**Required work**
Please retype the records below exactly as they appear, leaving out every picture.

**Information shown**

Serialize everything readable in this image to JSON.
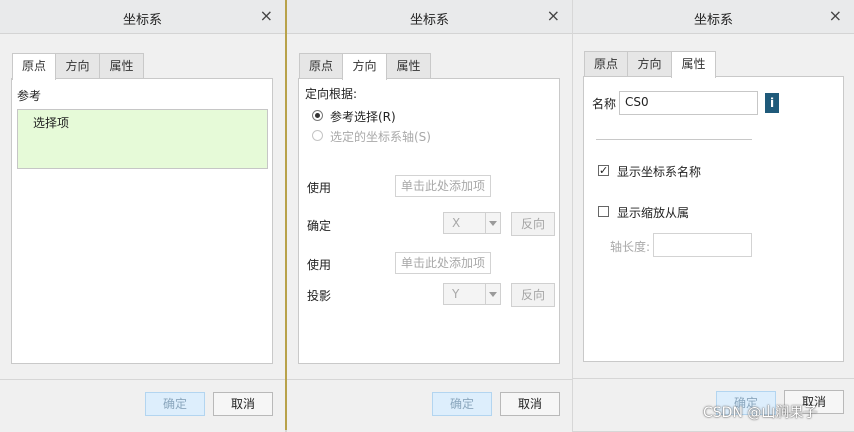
{
  "dialogs": [
    {
      "title": "坐标系",
      "tabs": [
        "原点",
        "方向",
        "属性"
      ],
      "reference_label": "参考",
      "selection_item": "选择项",
      "ok": "确定",
      "cancel": "取消"
    },
    {
      "title": "坐标系",
      "tabs": [
        "原点",
        "方向",
        "属性"
      ],
      "orient_by": "定向根据:",
      "radio_ref": "参考选择(R)",
      "radio_axis": "选定的坐标系轴(S)",
      "use1": "使用",
      "placeholder1": "单击此处添加项",
      "determine": "确定",
      "axis1": "X",
      "flip1": "反向",
      "use2": "使用",
      "placeholder2": "单击此处添加项",
      "project": "投影",
      "axis2": "Y",
      "flip2": "反向",
      "ok": "确定",
      "cancel": "取消"
    },
    {
      "title": "坐标系",
      "tabs": [
        "原点",
        "方向",
        "属性"
      ],
      "name_label": "名称",
      "name_value": "CS0",
      "show_name": "显示坐标系名称",
      "show_scale": "显示缩放从属",
      "axis_length": "轴长度:",
      "axis_length_value": "",
      "ok": "确定",
      "cancel": "取消"
    }
  ],
  "close_glyph": "×",
  "info_glyph": "i",
  "watermark": "CSDN @山涧果子",
  "colors": {
    "selection_bg": "#e6fad8",
    "info_icon": "#1f5a7a",
    "ok_button": "#ddeefc"
  }
}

**Expected output**
Serialize everything readable in this image to JSON.
{
  "dialogs": [
    {
      "title": "坐标系",
      "tabs": [
        "原点",
        "方向",
        "属性"
      ],
      "reference_label": "参考",
      "selection_item": "选择项",
      "ok": "确定",
      "cancel": "取消"
    },
    {
      "title": "坐标系",
      "tabs": [
        "原点",
        "方向",
        "属性"
      ],
      "orient_by": "定向根据:",
      "radio_ref": "参考选择(R)",
      "radio_axis": "选定的坐标系轴(S)",
      "use1": "使用",
      "placeholder1": "单击此处添加项",
      "determine": "确定",
      "axis1": "X",
      "flip1": "反向",
      "use2": "使用",
      "placeholder2": "单击此处添加项",
      "project": "投影",
      "axis2": "Y",
      "flip2": "反向",
      "ok": "确定",
      "cancel": "取消"
    },
    {
      "title": "坐标系",
      "tabs": [
        "原点",
        "方向",
        "属性"
      ],
      "name_label": "名称",
      "name_value": "CS0",
      "show_name": "显示坐标系名称",
      "show_scale": "显示缩放从属",
      "axis_length": "轴长度:",
      "axis_length_value": "",
      "ok": "确定",
      "cancel": "取消"
    }
  ],
  "close_glyph": "×",
  "info_glyph": "i",
  "watermark": "CSDN @山涧果子",
  "colors": {
    "selection_bg": "#e6fad8",
    "info_icon": "#1f5a7a",
    "ok_button": "#ddeefc"
  }
}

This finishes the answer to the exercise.